======== Provided data

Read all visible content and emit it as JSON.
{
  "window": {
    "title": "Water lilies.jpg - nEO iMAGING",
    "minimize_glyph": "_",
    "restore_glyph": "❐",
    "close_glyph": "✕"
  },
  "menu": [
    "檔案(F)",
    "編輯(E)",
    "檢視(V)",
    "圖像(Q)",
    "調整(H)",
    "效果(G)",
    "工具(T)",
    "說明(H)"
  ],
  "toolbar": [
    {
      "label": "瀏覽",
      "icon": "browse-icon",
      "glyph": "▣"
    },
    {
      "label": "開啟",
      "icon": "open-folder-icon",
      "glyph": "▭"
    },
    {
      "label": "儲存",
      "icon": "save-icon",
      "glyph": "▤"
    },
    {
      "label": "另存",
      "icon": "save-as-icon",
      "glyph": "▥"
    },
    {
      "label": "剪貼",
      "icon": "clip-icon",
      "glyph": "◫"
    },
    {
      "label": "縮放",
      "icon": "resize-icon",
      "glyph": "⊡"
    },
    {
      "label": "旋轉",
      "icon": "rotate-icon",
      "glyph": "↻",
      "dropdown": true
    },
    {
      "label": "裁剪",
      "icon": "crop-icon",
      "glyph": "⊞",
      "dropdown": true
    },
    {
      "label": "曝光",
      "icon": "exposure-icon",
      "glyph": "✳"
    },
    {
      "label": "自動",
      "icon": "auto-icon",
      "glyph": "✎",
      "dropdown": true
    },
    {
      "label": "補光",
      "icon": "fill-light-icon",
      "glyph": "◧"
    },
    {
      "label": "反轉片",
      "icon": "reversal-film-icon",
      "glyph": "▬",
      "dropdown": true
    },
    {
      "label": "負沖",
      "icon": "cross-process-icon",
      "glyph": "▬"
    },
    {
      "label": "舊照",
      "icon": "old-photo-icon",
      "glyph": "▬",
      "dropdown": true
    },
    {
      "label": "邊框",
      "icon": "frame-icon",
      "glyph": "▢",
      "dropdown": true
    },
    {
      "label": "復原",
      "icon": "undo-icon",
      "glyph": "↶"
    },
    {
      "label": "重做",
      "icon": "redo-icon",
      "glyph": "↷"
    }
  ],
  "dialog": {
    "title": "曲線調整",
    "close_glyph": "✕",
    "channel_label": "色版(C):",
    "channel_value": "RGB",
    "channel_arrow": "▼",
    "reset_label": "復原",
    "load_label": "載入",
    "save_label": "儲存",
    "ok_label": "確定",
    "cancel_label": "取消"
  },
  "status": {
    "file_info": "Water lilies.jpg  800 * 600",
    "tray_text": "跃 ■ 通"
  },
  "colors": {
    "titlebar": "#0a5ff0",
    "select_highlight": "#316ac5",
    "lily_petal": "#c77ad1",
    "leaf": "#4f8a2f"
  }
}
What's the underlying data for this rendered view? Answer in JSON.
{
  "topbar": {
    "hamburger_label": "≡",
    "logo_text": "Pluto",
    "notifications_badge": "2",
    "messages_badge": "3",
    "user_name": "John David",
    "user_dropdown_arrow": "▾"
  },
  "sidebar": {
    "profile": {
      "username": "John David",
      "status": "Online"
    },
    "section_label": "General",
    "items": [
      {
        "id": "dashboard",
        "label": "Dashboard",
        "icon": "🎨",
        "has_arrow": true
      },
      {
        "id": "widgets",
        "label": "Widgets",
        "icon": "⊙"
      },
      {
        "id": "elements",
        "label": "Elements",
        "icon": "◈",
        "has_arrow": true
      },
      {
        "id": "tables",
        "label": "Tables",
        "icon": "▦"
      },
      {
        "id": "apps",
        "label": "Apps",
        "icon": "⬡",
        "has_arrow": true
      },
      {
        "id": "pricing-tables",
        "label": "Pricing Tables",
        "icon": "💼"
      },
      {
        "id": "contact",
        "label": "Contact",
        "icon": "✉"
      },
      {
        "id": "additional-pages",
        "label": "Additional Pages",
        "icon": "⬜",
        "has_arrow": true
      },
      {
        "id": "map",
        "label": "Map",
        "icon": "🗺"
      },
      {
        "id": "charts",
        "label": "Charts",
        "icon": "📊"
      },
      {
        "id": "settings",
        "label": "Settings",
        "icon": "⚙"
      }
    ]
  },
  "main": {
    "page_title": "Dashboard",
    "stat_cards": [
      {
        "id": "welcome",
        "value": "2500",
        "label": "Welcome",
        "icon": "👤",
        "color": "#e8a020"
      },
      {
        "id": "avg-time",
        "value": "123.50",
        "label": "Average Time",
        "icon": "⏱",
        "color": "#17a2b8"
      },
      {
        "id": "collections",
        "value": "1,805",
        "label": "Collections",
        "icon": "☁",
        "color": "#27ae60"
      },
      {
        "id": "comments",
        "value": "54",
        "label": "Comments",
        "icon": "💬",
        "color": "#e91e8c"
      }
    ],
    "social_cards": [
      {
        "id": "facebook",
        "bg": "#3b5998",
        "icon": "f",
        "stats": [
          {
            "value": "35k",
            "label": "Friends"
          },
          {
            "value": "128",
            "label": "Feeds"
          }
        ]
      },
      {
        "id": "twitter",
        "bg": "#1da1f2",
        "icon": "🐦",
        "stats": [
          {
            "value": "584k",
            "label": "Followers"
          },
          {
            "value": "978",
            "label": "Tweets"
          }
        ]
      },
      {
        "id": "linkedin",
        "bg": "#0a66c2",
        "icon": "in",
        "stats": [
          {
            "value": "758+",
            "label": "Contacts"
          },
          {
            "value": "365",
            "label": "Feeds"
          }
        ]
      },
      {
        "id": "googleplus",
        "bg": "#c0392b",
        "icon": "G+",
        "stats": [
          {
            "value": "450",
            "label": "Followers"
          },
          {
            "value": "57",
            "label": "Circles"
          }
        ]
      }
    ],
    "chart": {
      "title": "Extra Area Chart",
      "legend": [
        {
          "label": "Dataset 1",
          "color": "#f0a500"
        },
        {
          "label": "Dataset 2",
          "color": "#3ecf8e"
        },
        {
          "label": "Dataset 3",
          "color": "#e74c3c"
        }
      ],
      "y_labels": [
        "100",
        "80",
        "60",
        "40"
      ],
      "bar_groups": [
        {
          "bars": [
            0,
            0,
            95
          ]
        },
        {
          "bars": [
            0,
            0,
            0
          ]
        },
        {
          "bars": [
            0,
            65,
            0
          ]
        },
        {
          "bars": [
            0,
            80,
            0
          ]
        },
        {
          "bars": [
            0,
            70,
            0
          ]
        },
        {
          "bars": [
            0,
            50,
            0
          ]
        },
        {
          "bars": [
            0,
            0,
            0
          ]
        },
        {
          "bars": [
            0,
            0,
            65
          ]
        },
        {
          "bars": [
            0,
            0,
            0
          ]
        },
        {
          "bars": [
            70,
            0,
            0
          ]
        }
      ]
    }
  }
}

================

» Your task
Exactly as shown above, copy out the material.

» Output for this exercise
Read all visible content and emit it as JSON.
{
  "window": {
    "title": "Water lilies.jpg - nEO iMAGING",
    "minimize_glyph": "_",
    "restore_glyph": "❐",
    "close_glyph": "✕"
  },
  "menu": [
    "檔案(F)",
    "編輯(E)",
    "檢視(V)",
    "圖像(Q)",
    "調整(H)",
    "效果(G)",
    "工具(T)",
    "說明(H)"
  ],
  "toolbar": [
    {
      "label": "瀏覽",
      "icon": "browse-icon",
      "glyph": "▣"
    },
    {
      "label": "開啟",
      "icon": "open-folder-icon",
      "glyph": "▭"
    },
    {
      "label": "儲存",
      "icon": "save-icon",
      "glyph": "▤"
    },
    {
      "label": "另存",
      "icon": "save-as-icon",
      "glyph": "▥"
    },
    {
      "label": "剪貼",
      "icon": "clip-icon",
      "glyph": "◫"
    },
    {
      "label": "縮放",
      "icon": "resize-icon",
      "glyph": "⊡"
    },
    {
      "label": "旋轉",
      "icon": "rotate-icon",
      "glyph": "↻",
      "dropdown": true
    },
    {
      "label": "裁剪",
      "icon": "crop-icon",
      "glyph": "⊞",
      "dropdown": true
    },
    {
      "label": "曝光",
      "icon": "exposure-icon",
      "glyph": "✳"
    },
    {
      "label": "自動",
      "icon": "auto-icon",
      "glyph": "✎",
      "dropdown": true
    },
    {
      "label": "補光",
      "icon": "fill-light-icon",
      "glyph": "◧"
    },
    {
      "label": "反轉片",
      "icon": "reversal-film-icon",
      "glyph": "▬",
      "dropdown": true
    },
    {
      "label": "負沖",
      "icon": "cross-process-icon",
      "glyph": "▬"
    },
    {
      "label": "舊照",
      "icon": "old-photo-icon",
      "glyph": "▬",
      "dropdown": true
    },
    {
      "label": "邊框",
      "icon": "frame-icon",
      "glyph": "▢",
      "dropdown": true
    },
    {
      "label": "復原",
      "icon": "undo-icon",
      "glyph": "↶"
    },
    {
      "label": "重做",
      "icon": "redo-icon",
      "glyph": "↷"
    }
  ],
  "dialog": {
    "title": "曲線調整",
    "close_glyph": "✕",
    "channel_label": "色版(C):",
    "channel_value": "RGB",
    "channel_arrow": "▼",
    "reset_label": "復原",
    "load_label": "載入",
    "save_label": "儲存",
    "ok_label": "確定",
    "cancel_label": "取消"
  },
  "status": {
    "file_info": "Water lilies.jpg  800 * 600",
    "tray_text": "跃 ■ 通"
  },
  "colors": {
    "titlebar": "#0a5ff0",
    "select_highlight": "#316ac5",
    "lily_petal": "#c77ad1",
    "leaf": "#4f8a2f"
  }
}
What's the underlying data for this rendered view? Answer in JSON.
{
  "topbar": {
    "hamburger_label": "≡",
    "logo_text": "Pluto",
    "notifications_badge": "2",
    "messages_badge": "3",
    "user_name": "John David",
    "user_dropdown_arrow": "▾"
  },
  "sidebar": {
    "profile": {
      "username": "John David",
      "status": "Online"
    },
    "section_label": "General",
    "items": [
      {
        "id": "dashboard",
        "label": "Dashboard",
        "icon": "🎨",
        "has_arrow": true
      },
      {
        "id": "widgets",
        "label": "Widgets",
        "icon": "⊙"
      },
      {
        "id": "elements",
        "label": "Elements",
        "icon": "◈",
        "has_arrow": true
      },
      {
        "id": "tables",
        "label": "Tables",
        "icon": "▦"
      },
      {
        "id": "apps",
        "label": "Apps",
        "icon": "⬡",
        "has_arrow": true
      },
      {
        "id": "pricing-tables",
        "label": "Pricing Tables",
        "icon": "💼"
      },
      {
        "id": "contact",
        "label": "Contact",
        "icon": "✉"
      },
      {
        "id": "additional-pages",
        "label": "Additional Pages",
        "icon": "⬜",
        "has_arrow": true
      },
      {
        "id": "map",
        "label": "Map",
        "icon": "🗺"
      },
      {
        "id": "charts",
        "label": "Charts",
        "icon": "📊"
      },
      {
        "id": "settings",
        "label": "Settings",
        "icon": "⚙"
      }
    ]
  },
  "main": {
    "page_title": "Dashboard",
    "stat_cards": [
      {
        "id": "welcome",
        "value": "2500",
        "label": "Welcome",
        "icon": "👤",
        "color": "#e8a020"
      },
      {
        "id": "avg-time",
        "value": "123.50",
        "label": "Average Time",
        "icon": "⏱",
        "color": "#17a2b8"
      },
      {
        "id": "collections",
        "value": "1,805",
        "label": "Collections",
        "icon": "☁",
        "color": "#27ae60"
      },
      {
        "id": "comments",
        "value": "54",
        "label": "Comments",
        "icon": "💬",
        "color": "#e91e8c"
      }
    ],
    "social_cards": [
      {
        "id": "facebook",
        "bg": "#3b5998",
        "icon": "f",
        "stats": [
          {
            "value": "35k",
            "label": "Friends"
          },
          {
            "value": "128",
            "label": "Feeds"
          }
        ]
      },
      {
        "id": "twitter",
        "bg": "#1da1f2",
        "icon": "🐦",
        "stats": [
          {
            "value": "584k",
            "label": "Followers"
          },
          {
            "value": "978",
            "label": "Tweets"
          }
        ]
      },
      {
        "id": "linkedin",
        "bg": "#0a66c2",
        "icon": "in",
        "stats": [
          {
            "value": "758+",
            "label": "Contacts"
          },
          {
            "value": "365",
            "label": "Feeds"
          }
        ]
      },
      {
        "id": "googleplus",
        "bg": "#c0392b",
        "icon": "G+",
        "stats": [
          {
            "value": "450",
            "label": "Followers"
          },
          {
            "value": "57",
            "label": "Circles"
          }
        ]
      }
    ],
    "chart": {
      "title": "Extra Area Chart",
      "legend": [
        {
          "label": "Dataset 1",
          "color": "#f0a500"
        },
        {
          "label": "Dataset 2",
          "color": "#3ecf8e"
        },
        {
          "label": "Dataset 3",
          "color": "#e74c3c"
        }
      ],
      "y_labels": [
        "100",
        "80",
        "60",
        "40"
      ],
      "bar_groups": [
        {
          "bars": [
            0,
            0,
            95
          ]
        },
        {
          "bars": [
            0,
            0,
            0
          ]
        },
        {
          "bars": [
            0,
            65,
            0
          ]
        },
        {
          "bars": [
            0,
            80,
            0
          ]
        },
        {
          "bars": [
            0,
            70,
            0
          ]
        },
        {
          "bars": [
            0,
            50,
            0
          ]
        },
        {
          "bars": [
            0,
            0,
            0
          ]
        },
        {
          "bars": [
            0,
            0,
            65
          ]
        },
        {
          "bars": [
            0,
            0,
            0
          ]
        },
        {
          "bars": [
            70,
            0,
            0
          ]
        }
      ]
    }
  }
}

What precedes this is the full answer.